As an island nation, Australia is defined by its relationship with the ocean. Maritime power projection and sea control play a pivotal role in securing Australia’s economic and strategic security as a result of the intrinsic connection between the nation and Indo-Pacific Asia’s strategic sea lines of communication in the 21st century.
Further compounding Australia's precarious position is an acceptance that 'Pax Americana', or the post-Second World War 'American Peace' is over.
In response, Australia will require a uniquely Australian approach and recognition that the nation is now solely responsible for the security of its national interests, with key alliances serving a secondary, complementary role to the broader debate.
Australia cannot simply rely on the US, or Japan, or the UK, or France to guarantee the economic, political and strategic interests of the nation.
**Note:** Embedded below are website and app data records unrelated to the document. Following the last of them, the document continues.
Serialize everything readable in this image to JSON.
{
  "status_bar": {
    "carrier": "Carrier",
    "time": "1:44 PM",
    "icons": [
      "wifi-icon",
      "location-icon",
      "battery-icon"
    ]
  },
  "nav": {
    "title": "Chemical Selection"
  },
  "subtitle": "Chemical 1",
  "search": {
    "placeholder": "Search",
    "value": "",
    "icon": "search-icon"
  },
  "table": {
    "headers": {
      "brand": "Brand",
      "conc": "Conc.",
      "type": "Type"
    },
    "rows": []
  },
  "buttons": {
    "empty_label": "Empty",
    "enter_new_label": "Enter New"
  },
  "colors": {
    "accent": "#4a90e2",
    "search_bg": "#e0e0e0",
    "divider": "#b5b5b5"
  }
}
China is already actively undermining the regional order through its provocative actions in the South China Sea and its rapid military build-up.
To assume that Australia will remain immune to any hostilities that break out in the region is naive at best and criminally negligent at worst.
As a nation, Australia cannot turn a blind eye to its own geopolitical, economic and strategic backyard, both at a traditional and asymmetric level, lest we see a repeat of Imperial Japan or the Iranian Revolution arrive on our doorstep.
It is clear from history that appeasement does not work, so it is time to avoid repeating the mistakes of our past and be fully prepared to meet any challenge.
There is an old Latin adage that perfectly describes Australia’s predicament and should serve as sage advice: "Si vis pacem, para bellum" – "If you want peace, prepare for war".